_WHAT YOU HAVE TO DO_. Make an exact copy of all the entries, but do not reproduce the pictures.

Recorded data

★ ★ ★

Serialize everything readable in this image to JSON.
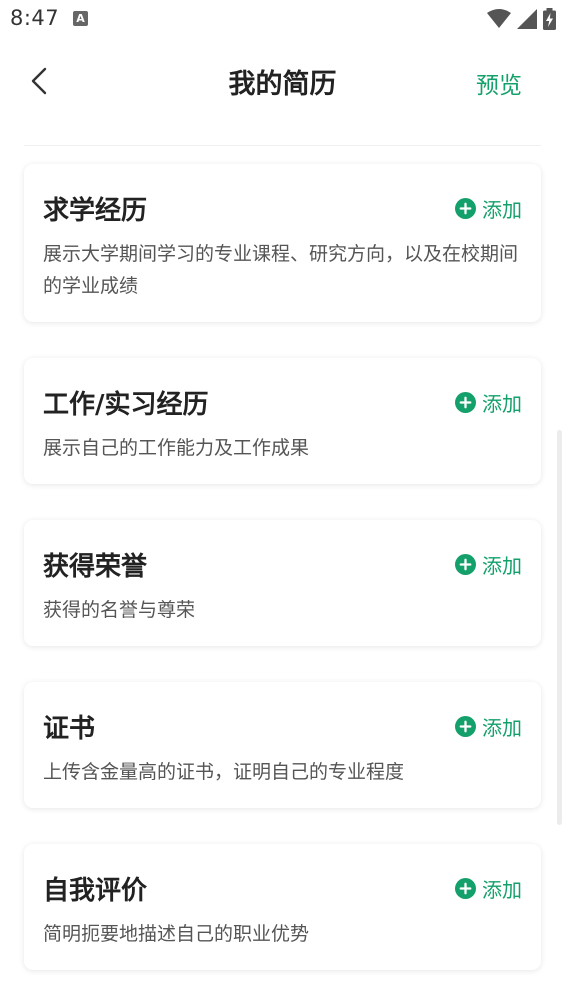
{
  "status_bar": {
    "time": "8:47",
    "notification_icon": "a-icon",
    "wifi_icon": "wifi-icon",
    "signal_icon": "signal-icon",
    "battery_icon": "battery-charging-icon"
  },
  "header": {
    "back_icon": "chevron-left-icon",
    "title": "我的简历",
    "preview_label": "预览"
  },
  "colors": {
    "accent": "#14a06b",
    "title_text": "#222222",
    "desc_text": "#555555"
  },
  "sections": [
    {
      "title": "求学经历",
      "add_label": "添加",
      "description": "展示大学期间学习的专业课程、研究方向，以及在校期间的学业成绩"
    },
    {
      "title": "工作/实习经历",
      "add_label": "添加",
      "description": "展示自己的工作能力及工作成果"
    },
    {
      "title": "获得荣誉",
      "add_label": "添加",
      "description": "获得的名誉与尊荣"
    },
    {
      "title": "证书",
      "add_label": "添加",
      "description": "上传含金量高的证书，证明自己的专业程度"
    },
    {
      "title": "自我评价",
      "add_label": "添加",
      "description": "简明扼要地描述自己的职业优势"
    }
  ]
}
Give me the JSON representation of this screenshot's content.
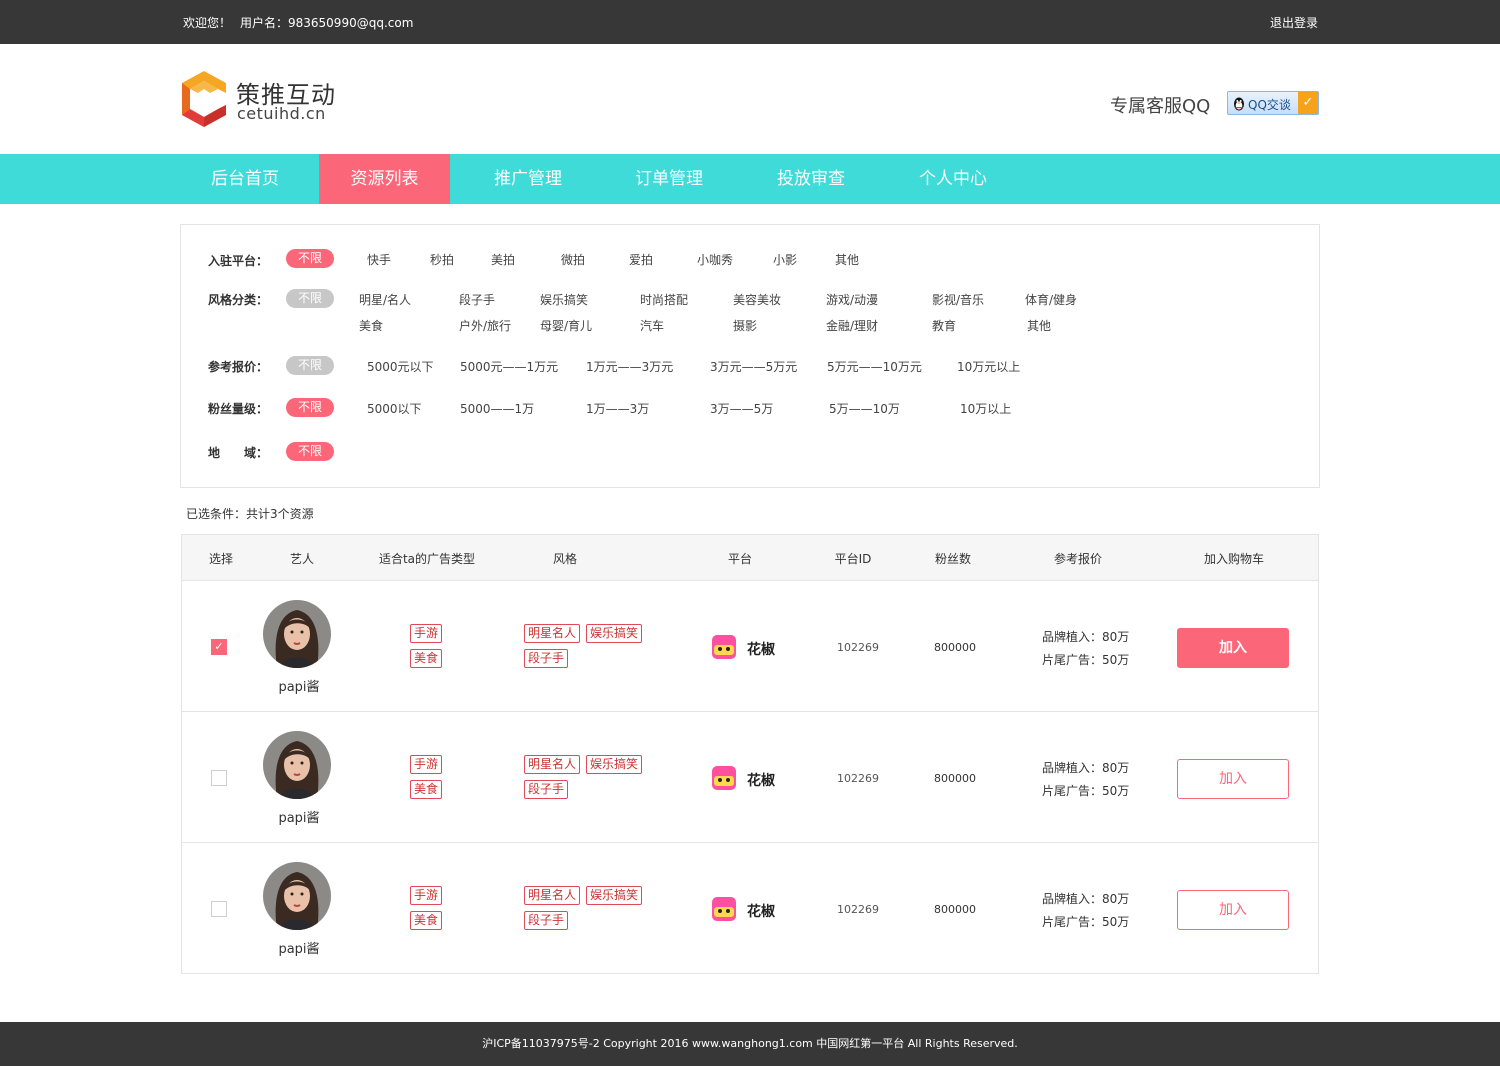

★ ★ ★

_RESULT OF THE TASK_.
Serialize everything readable in this image to JSON.
{
  "status_bar": {
    "time": "8:47",
    "notification_icon": "a-icon",
    "wifi_icon": "wifi-icon",
    "signal_icon": "signal-icon",
    "battery_icon": "battery-charging-icon"
  },
  "header": {
    "back_icon": "chevron-left-icon",
    "title": "我的简历",
    "preview_label": "预览"
  },
  "colors": {
    "accent": "#14a06b",
    "title_text": "#222222",
    "desc_text": "#555555"
  },
  "sections": [
    {
      "title": "求学经历",
      "add_label": "添加",
      "description": "展示大学期间学习的专业课程、研究方向，以及在校期间的学业成绩"
    },
    {
      "title": "工作/实习经历",
      "add_label": "添加",
      "description": "展示自己的工作能力及工作成果"
    },
    {
      "title": "获得荣誉",
      "add_label": "添加",
      "description": "获得的名誉与尊荣"
    },
    {
      "title": "证书",
      "add_label": "添加",
      "description": "上传含金量高的证书，证明自己的专业程度"
    },
    {
      "title": "自我评价",
      "add_label": "添加",
      "description": "简明扼要地描述自己的职业优势"
    }
  ]
}
Give me the JSON representation of this screenshot's content.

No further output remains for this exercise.